Thupten Jinpa was educated in the classical Tibetan monastic academia and received the highest academic degree of geshe lharam (equivalent to a doctorate in divinity). Jinpa also holds a BA in philosophy and a PhD in religious studies, both from the University of Cambridge, England. Since 1985 he has been the principal translator to the Dalai Lama, accompanying him to the United States, Canada, and Europe. He has translated and edited many books by the Dalai Lama, including The World of Tibetan Buddhism, Essence of the Heart Sutra, and the New York Times bestseller Ethics for the New Millennium. Jinpa has published scholarly articles on various aspects of Tibetan culture, Buddhism, and philosophy, and books such as Songs of Spiritual Experience (co-authored) and Self, Reality and Reason in Tibetan Philosophy. He serves on the advisory board of numerous educational and cultural organizations in North America, Europe, and India. He is currently the president and the general series editor of the Institute of Tibetan Classics, a nonprofit educational organization dedicated to translating key Tibetan classics into contemporary languages. And he also currently chairs the Mind & Life Institute and Compassion Institute.

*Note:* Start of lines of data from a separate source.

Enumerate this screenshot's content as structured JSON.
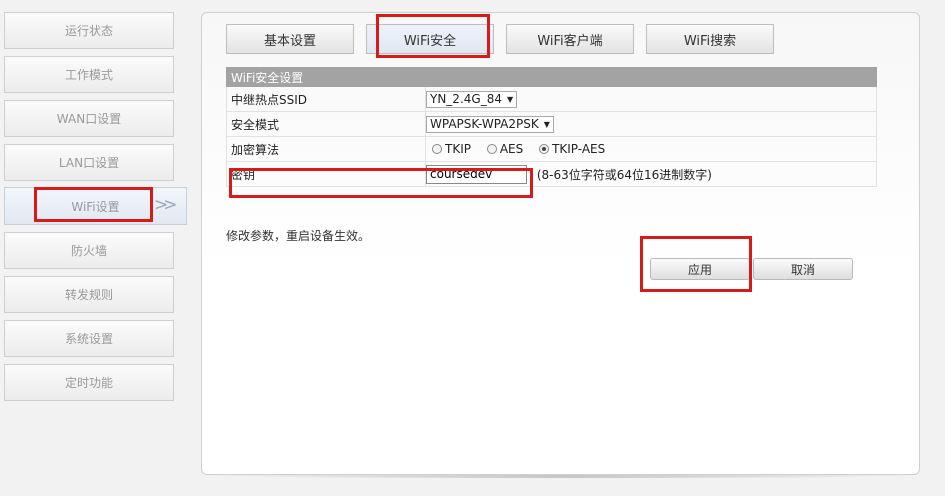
{
  "sidebar": {
    "items": [
      {
        "label": "运行状态"
      },
      {
        "label": "工作模式"
      },
      {
        "label": "WAN口设置"
      },
      {
        "label": "LAN口设置"
      },
      {
        "label": "WiFi设置",
        "active": true
      },
      {
        "label": "防火墙"
      },
      {
        "label": "转发规则"
      },
      {
        "label": "系统设置"
      },
      {
        "label": "定时功能"
      }
    ]
  },
  "tabs": [
    {
      "label": "基本设置"
    },
    {
      "label": "WiFi安全",
      "active": true
    },
    {
      "label": "WiFi客户端"
    },
    {
      "label": "WiFi搜索"
    }
  ],
  "section_title": "WiFi安全设置",
  "form": {
    "ssid": {
      "label": "中继热点SSID",
      "value": "YN_2.4G_84"
    },
    "security_mode": {
      "label": "安全模式",
      "value": "WPAPSK-WPA2PSK"
    },
    "encryption": {
      "label": "加密算法",
      "options": [
        "TKIP",
        "AES",
        "TKIP-AES"
      ],
      "selected": "TKIP-AES"
    },
    "key": {
      "label": "密钥",
      "value": "coursedev",
      "hint": "(8-63位字符或64位16进制数字)"
    }
  },
  "note": "修改参数，重启设备生效。",
  "buttons": {
    "apply": "应用",
    "cancel": "取消"
  },
  "colors": {
    "highlight": "#d71a1a",
    "section_header": "#a3a3a3"
  }
}
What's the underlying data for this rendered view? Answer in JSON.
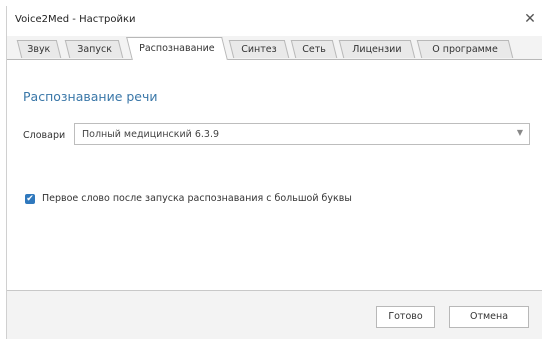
{
  "window": {
    "title": "Voice2Med - Настройки",
    "close_glyph": "✕"
  },
  "tabs": [
    {
      "label": "Звук",
      "active": false
    },
    {
      "label": "Запуск",
      "active": false
    },
    {
      "label": "Распознавание",
      "active": true
    },
    {
      "label": "Синтез",
      "active": false
    },
    {
      "label": "Сеть",
      "active": false
    },
    {
      "label": "Лицензии",
      "active": false
    },
    {
      "label": "О программе",
      "active": false
    }
  ],
  "recognition": {
    "section_title": "Распознавание речи",
    "dictionary_label": "Словари",
    "dictionary_value": "Полный медицинский 6.3.9",
    "dropdown_glyph": "▼",
    "capitalize_checkbox": {
      "checked": true,
      "check_glyph": "✔",
      "label": "Первое слово после запуска распознавания с большой буквы"
    }
  },
  "footer": {
    "done_label": "Готово",
    "cancel_label": "Отмена"
  },
  "colors": {
    "accent": "#3a77a8",
    "checkbox": "#2f78bd"
  },
  "icons": {
    "close": "close-icon",
    "dropdown": "chevron-down-icon",
    "check": "check-icon"
  }
}
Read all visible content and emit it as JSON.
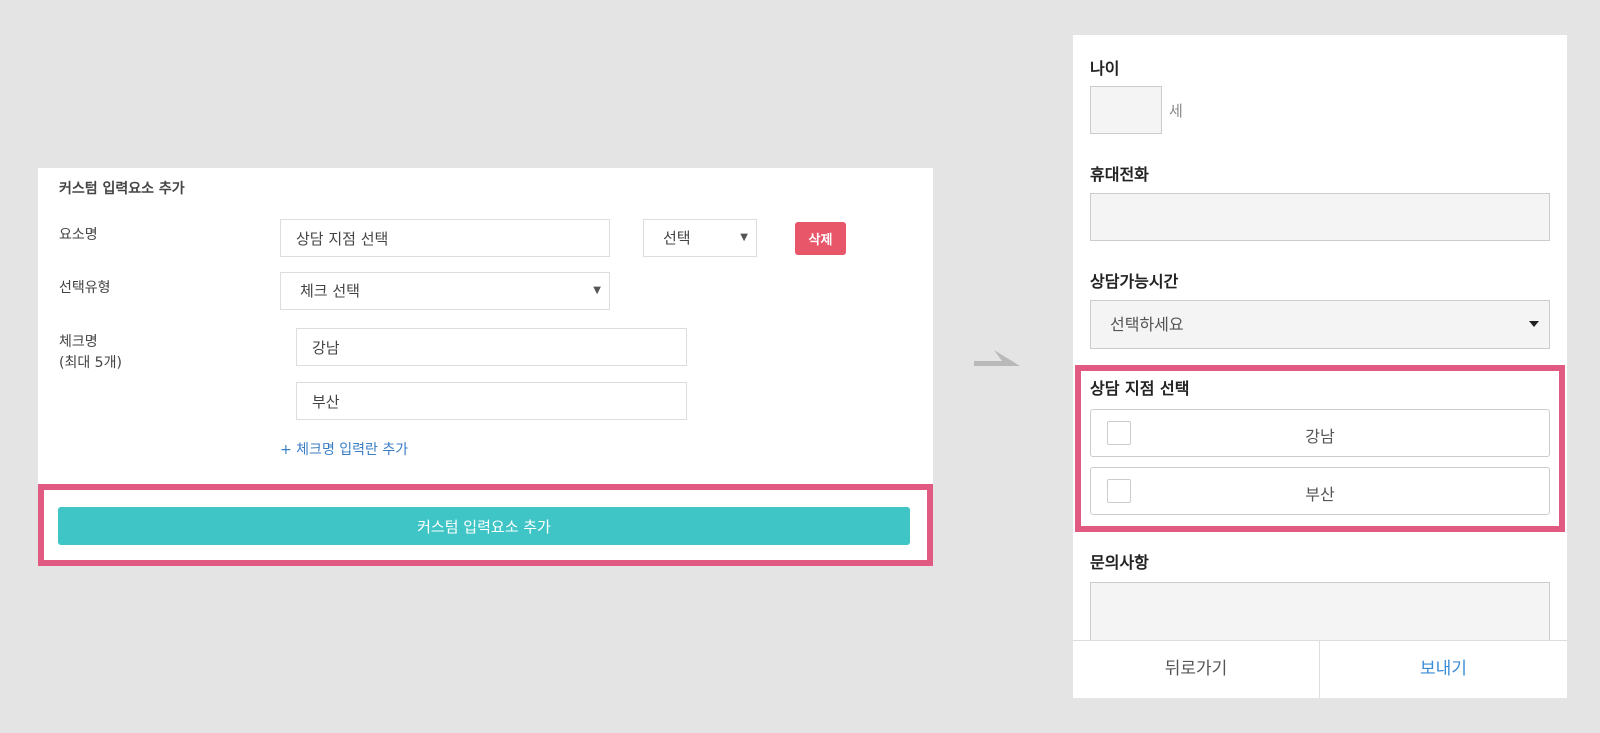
{
  "editor": {
    "title": "커스텀 입력요소 추가",
    "element_name_label": "요소명",
    "element_name_value": "상담 지점 선택",
    "type_select_value": "선택",
    "delete_label": "삭제",
    "select_type_label": "선택유형",
    "select_type_value": "체크 선택",
    "check_name_label": "체크명",
    "check_name_sublabel": "(최대 5개)",
    "check_items": [
      "강남",
      "부산"
    ],
    "add_check_link": "+ 체크명 입력란 추가",
    "add_custom_button": "커스텀 입력요소 추가"
  },
  "preview": {
    "age_label": "나이",
    "age_unit": "세",
    "phone_label": "휴대전화",
    "time_label": "상담가능시간",
    "time_placeholder": "선택하세요",
    "branch_label": "상담 지점 선택",
    "branch_options": [
      "강남",
      "부산"
    ],
    "inquiry_label": "문의사항",
    "back_button": "뒤로가기",
    "send_button": "보내기"
  },
  "colors": {
    "highlight": "#e05a82",
    "add_button": "#3fc5c6",
    "delete_button": "#e8566a",
    "send_text": "#3a8cd6"
  }
}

"Philosophical Schools presents the seminal works of ancient Indian philosophy, bringing together the thoughts and views of both non-Buddhist and Buddhist schools. These ancient philosophical views can still enrich our understanding of how we humans engage with the world around us, particularly in our search for inner peace and in our understanding of the nature of experience, the origin of the world, and our role within it."
—Khen Rinpoche Geshe Tashi Tsering, abbot of Sera Me Monastery and author of the Foundations of Buddhist Thought series

"This remarkable series, presenting English translations from key texts in the Indian Buddhist tradition, is introduced by His Holiness the Dalai Lama, who shares his vision of revealing the wisdom of the Indian Buddhist masters and scholars to bring benefit to many others."
—Richard J. Davidson, founder and director of the Center of Healthy Minds, University of Wisconsin-Madison